● Problem details
Give a count of the lines below that have the string "name" in them, with no other words.

** Opening Task inputs block **

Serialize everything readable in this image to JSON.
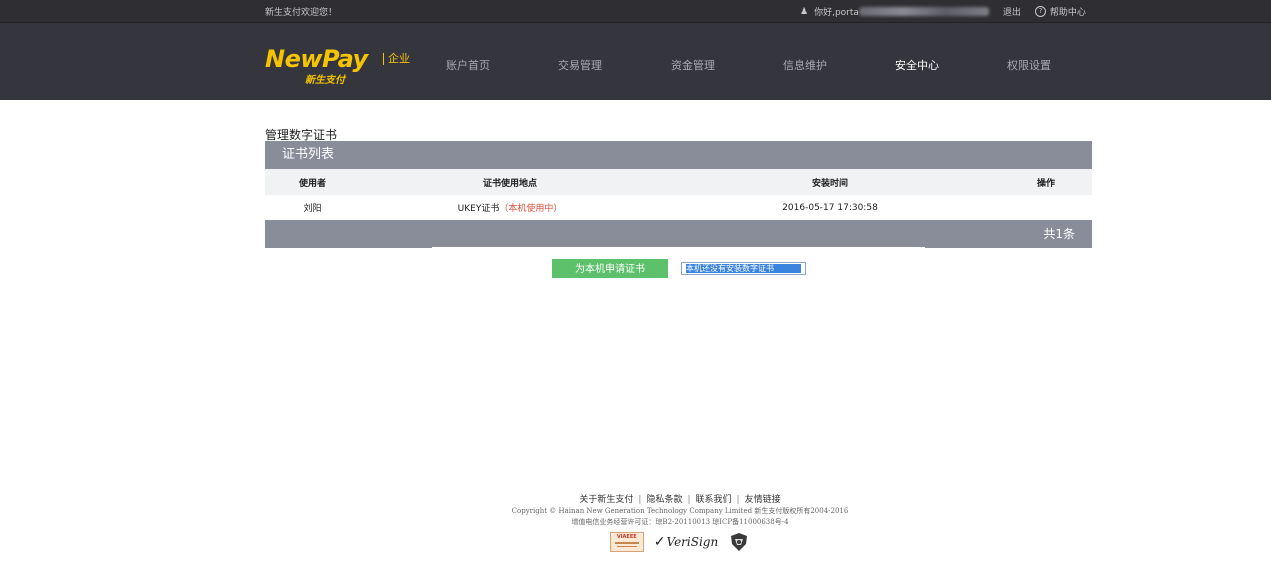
{
  "header": {
    "welcome": "新生支付欢迎您！",
    "greeting": "你好,porta",
    "logout": "退出",
    "help": "帮助中心"
  },
  "logo": {
    "word": "NewPay",
    "chinese": "新生支付",
    "edition": "企业",
    "color": "#f5c400"
  },
  "nav": {
    "items": [
      {
        "label": "账户首页",
        "active": false
      },
      {
        "label": "交易管理",
        "active": false
      },
      {
        "label": "资金管理",
        "active": false
      },
      {
        "label": "信息维护",
        "active": false
      },
      {
        "label": "安全中心",
        "active": true
      },
      {
        "label": "权限设置",
        "active": false
      }
    ]
  },
  "main": {
    "page_title": "管理数字证书",
    "panel_title": "证书列表",
    "columns": [
      "使用者",
      "证书使用地点",
      "安装时间",
      "操作"
    ],
    "rows": [
      {
        "user": "刘阳",
        "location": "UKEY证书",
        "status": "（本机使用中）",
        "installed": "2016-05-17 17:30:58",
        "action": ""
      }
    ],
    "total": "共1条",
    "apply_button": "为本机申请证书",
    "no_cert_notice": "本机还没有安装数字证书"
  },
  "footer": {
    "links": [
      "关于新生支付",
      "隐私条款",
      "联系我们",
      "友情链接"
    ],
    "copyright": "Copyright © Hainan New Generation Technology Company Limited 新生支付版权所有2004-2016",
    "license": "增值电信业务经营许可证：琼B2-20110013 琼ICP备11000638号-4",
    "badges": {
      "verisign": "VeriSign",
      "seal_text": "VIAEEE"
    }
  },
  "colors": {
    "header_bg": "#35353d",
    "panel_bar": "#888d99",
    "button_green": "#5cc16a",
    "in_use_red": "#e0513b"
  }
}
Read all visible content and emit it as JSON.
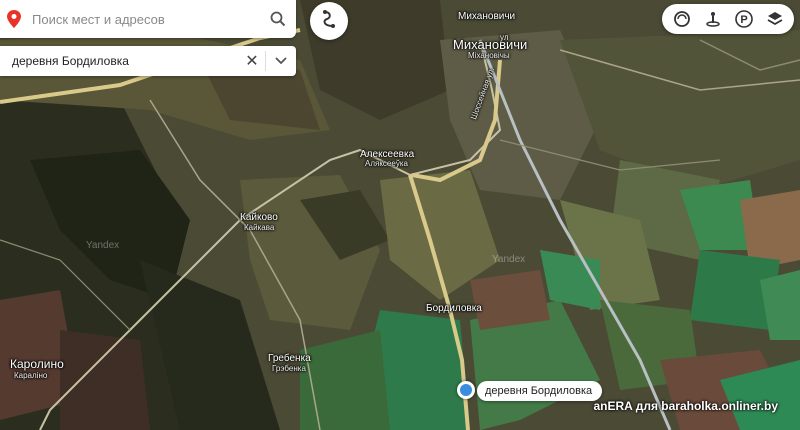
{
  "search": {
    "placeholder": "Поиск мест и адресов",
    "route_value": "деревня Бордиловка"
  },
  "colors": {
    "pin": "#e8332a",
    "marker": "#3b8bde",
    "road_major": "#d9c98a",
    "railway": "#b9c0c4"
  },
  "toolbar": {
    "icons": [
      "traffic-icon",
      "panorama-icon",
      "parking-icon",
      "layers-icon"
    ],
    "parking_letter": "P"
  },
  "places": {
    "mikhanovichi_top": "Михановичи",
    "mikhanovichi_big": "Михановичи",
    "mikhanovichi_by": "Міхановічы",
    "alekseevka": "Алексеевка",
    "alekseevka_by": "Аляксееўка",
    "kaykovo": "Кайково",
    "kaykovo_by": "Кайкава",
    "bordilovka": "Бордиловка",
    "grebenka": "Гребенка",
    "grebenka_by": "Грэбенка",
    "karolino": "Каролино",
    "karolino_by": "Каралiно",
    "street_top": "ул",
    "street_shosseynaya": "Шоссейная ул."
  },
  "marker": {
    "label": "деревня Бордиловка"
  },
  "watermark": "anERA для baraholka.onliner.by",
  "brand": "Yandex"
}
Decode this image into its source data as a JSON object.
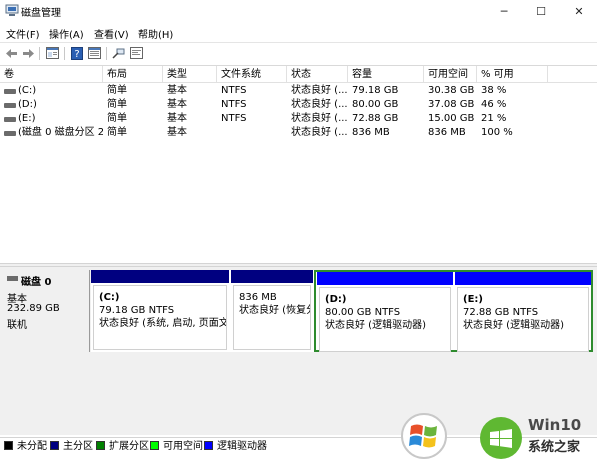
{
  "window": {
    "title": "磁盘管理",
    "minimize_glyph": "─",
    "maximize_glyph": "☐",
    "close_glyph": "✕"
  },
  "menu": {
    "items": [
      "文件(F)",
      "操作(A)",
      "查看(V)",
      "帮助(H)"
    ]
  },
  "toolbar": {
    "icons": [
      "back-icon",
      "forward-icon",
      "properties-icon",
      "help-icon",
      "refresh-icon",
      "connect-icon",
      "console-icon"
    ]
  },
  "volumes": {
    "columns": [
      "卷",
      "布局",
      "类型",
      "文件系统",
      "状态",
      "容量",
      "可用空间",
      "% 可用"
    ],
    "rows": [
      {
        "name": "(C:)",
        "layout": "简单",
        "type": "基本",
        "fs": "NTFS",
        "status": "状态良好 (...",
        "capacity": "79.18 GB",
        "free": "30.38 GB",
        "pct": "38 %"
      },
      {
        "name": "(D:)",
        "layout": "简单",
        "type": "基本",
        "fs": "NTFS",
        "status": "状态良好 (...",
        "capacity": "80.00 GB",
        "free": "37.08 GB",
        "pct": "46 %"
      },
      {
        "name": "(E:)",
        "layout": "简单",
        "type": "基本",
        "fs": "NTFS",
        "status": "状态良好 (...",
        "capacity": "72.88 GB",
        "free": "15.00 GB",
        "pct": "21 %"
      },
      {
        "name": "(磁盘 0 磁盘分区 2)",
        "layout": "简单",
        "type": "基本",
        "fs": "",
        "status": "状态良好 (...",
        "capacity": "836 MB",
        "free": "836 MB",
        "pct": "100 %"
      }
    ]
  },
  "disk": {
    "name": "磁盘 0",
    "type": "基本",
    "size": "232.89 GB",
    "state": "联机",
    "partitions": [
      {
        "label": "(C:)",
        "size": "79.18 GB NTFS",
        "status": "状态良好 (系统, 启动, 页面文件"
      },
      {
        "label": "",
        "size": "836 MB",
        "status": "状态良好 (恢复分"
      },
      {
        "label": "(D:)",
        "size": "80.00 GB NTFS",
        "status": "状态良好 (逻辑驱动器)"
      },
      {
        "label": "(E:)",
        "size": "72.88 GB NTFS",
        "status": "状态良好 (逻辑驱动器)"
      }
    ]
  },
  "legend": [
    {
      "label": "未分配",
      "color": "#000000"
    },
    {
      "label": "主分区",
      "color": "#000080"
    },
    {
      "label": "扩展分区",
      "color": "#008000"
    },
    {
      "label": "可用空间",
      "color": "#00ff00"
    },
    {
      "label": "逻辑驱动器",
      "color": "#0000ff"
    }
  ],
  "colors": {
    "primary_bar": "#000080",
    "logical_bar": "#0000ff",
    "extended_border": "#2e8b2e"
  },
  "watermark": {
    "brand": "Win10",
    "subtitle": "系统之家"
  }
}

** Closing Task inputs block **

● Output for this task
5